There are certain stories and movies that I really cannot watch without breaking down into a pile of tears. “Little Women” is one; “Where the Red Fern Grows is Another.” And “Charlotte’s Web” is definitely at the top of the movie list. I remember first watching the movie in my childhood family room with my mom when I was about 6 or 7-years old. And from that first viewing through all the times I’ve seen it since, I always cry when Charlotte dies and Wilbur weeps for his loss.
Not long ago, I watched the movie with Sophie. While I admit that I often leave the room (or turn the movie off) before the painful ending, this time I chose to sit through the movie and experience the ending as an adult. And just like all the times before, I cried when Wilbur lost his friend.
But this viewing was different. Watching the movie as an adult, the ending and story took on a much deeper meaning to me. Specifically, it was the last two lines of the story that the narrator said (that White penned), which really cut to the core of me:
“Wilbur never forgot Charlotte. Although he loved her children and grandchildren dearly, none of the new spiders ever quite took her place in his heart. She was in a class by herself. It is not often that someone comes along who is a true friend and a good writer. Charlotte was both.”
Those last two lines are so simple, yet so powerful. It really hit me that “Charlotte’s Web” is not only a story about friendship, but also about words and the difference those words can make in people’s lives.
As a writer and a person, I truly believe that words have power — they are tools to heal, wound, inspire, energize … I believe words can forge connections and save lives.
In Wilbur’s case, it was not just Charlotte’s friendship that meant so much to him. It was the words the spider used to describe him; the words that eventually saved his life. Sure, the story is fiction and not at all plausible. But the idea that words can truly make a difference in a friend’s life is far from a fantasy.
That is why those last two lines are the heart and power of the story. The beauty lies with that little spider who changed (and saved) lives through the power of her writing. It’s an inspirational concept to say the least. I can only hope my words can have an impact the way Charlotte’s did, and White’s continue to do.

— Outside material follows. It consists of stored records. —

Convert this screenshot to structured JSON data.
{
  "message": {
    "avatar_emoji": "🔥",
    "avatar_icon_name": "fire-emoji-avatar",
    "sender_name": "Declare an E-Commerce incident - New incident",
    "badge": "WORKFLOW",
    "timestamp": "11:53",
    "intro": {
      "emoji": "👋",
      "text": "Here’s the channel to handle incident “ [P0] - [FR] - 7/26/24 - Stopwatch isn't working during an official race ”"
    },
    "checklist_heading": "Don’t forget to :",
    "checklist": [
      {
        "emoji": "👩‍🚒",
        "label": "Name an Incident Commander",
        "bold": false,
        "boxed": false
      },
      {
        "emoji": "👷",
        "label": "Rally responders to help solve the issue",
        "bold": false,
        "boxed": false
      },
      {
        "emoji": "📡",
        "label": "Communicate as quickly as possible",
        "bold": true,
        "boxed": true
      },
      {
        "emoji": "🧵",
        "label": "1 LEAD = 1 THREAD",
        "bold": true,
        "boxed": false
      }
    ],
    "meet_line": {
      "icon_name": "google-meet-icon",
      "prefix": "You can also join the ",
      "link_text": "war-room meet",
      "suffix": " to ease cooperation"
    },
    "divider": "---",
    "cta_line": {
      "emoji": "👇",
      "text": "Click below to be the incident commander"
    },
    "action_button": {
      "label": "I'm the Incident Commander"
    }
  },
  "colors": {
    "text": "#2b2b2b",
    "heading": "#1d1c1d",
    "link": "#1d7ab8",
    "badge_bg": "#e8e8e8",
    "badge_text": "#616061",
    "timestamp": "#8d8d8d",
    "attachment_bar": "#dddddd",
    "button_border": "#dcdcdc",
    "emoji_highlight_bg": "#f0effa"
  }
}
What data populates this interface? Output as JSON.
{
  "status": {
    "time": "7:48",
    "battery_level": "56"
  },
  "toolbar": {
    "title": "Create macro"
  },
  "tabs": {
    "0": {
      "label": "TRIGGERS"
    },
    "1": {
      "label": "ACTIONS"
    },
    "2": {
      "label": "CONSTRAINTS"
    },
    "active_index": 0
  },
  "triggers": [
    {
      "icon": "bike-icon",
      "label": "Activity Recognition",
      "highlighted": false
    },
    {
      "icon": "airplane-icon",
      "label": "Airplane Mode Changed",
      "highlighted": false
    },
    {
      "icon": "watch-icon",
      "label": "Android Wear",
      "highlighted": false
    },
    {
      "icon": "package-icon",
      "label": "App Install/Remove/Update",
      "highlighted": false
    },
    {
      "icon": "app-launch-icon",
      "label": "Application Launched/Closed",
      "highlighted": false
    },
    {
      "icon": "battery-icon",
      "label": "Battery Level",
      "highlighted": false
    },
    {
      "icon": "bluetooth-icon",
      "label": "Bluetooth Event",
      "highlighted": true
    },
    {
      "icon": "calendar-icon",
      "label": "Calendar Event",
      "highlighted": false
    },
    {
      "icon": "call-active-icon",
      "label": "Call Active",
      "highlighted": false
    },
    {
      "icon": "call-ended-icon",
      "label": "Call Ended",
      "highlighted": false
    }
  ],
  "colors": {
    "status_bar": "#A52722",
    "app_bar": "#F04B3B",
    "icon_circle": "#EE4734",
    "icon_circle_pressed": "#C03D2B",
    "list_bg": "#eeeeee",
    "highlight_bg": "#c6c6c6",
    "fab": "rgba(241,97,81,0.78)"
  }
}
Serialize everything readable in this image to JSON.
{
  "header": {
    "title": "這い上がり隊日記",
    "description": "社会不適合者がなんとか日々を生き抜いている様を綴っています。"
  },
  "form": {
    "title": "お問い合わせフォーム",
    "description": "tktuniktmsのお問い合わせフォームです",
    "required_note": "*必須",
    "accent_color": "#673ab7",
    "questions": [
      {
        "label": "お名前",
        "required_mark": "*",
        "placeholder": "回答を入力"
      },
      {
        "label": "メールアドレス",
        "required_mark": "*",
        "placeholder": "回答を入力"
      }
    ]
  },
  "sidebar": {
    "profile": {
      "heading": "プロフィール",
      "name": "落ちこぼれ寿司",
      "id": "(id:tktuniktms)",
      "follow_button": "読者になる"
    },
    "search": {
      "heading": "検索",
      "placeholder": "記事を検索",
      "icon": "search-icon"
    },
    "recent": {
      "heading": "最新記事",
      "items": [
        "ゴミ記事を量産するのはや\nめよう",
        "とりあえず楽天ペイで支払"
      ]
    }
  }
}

A version of this post was published on Leah’s Thoughts in August 2011.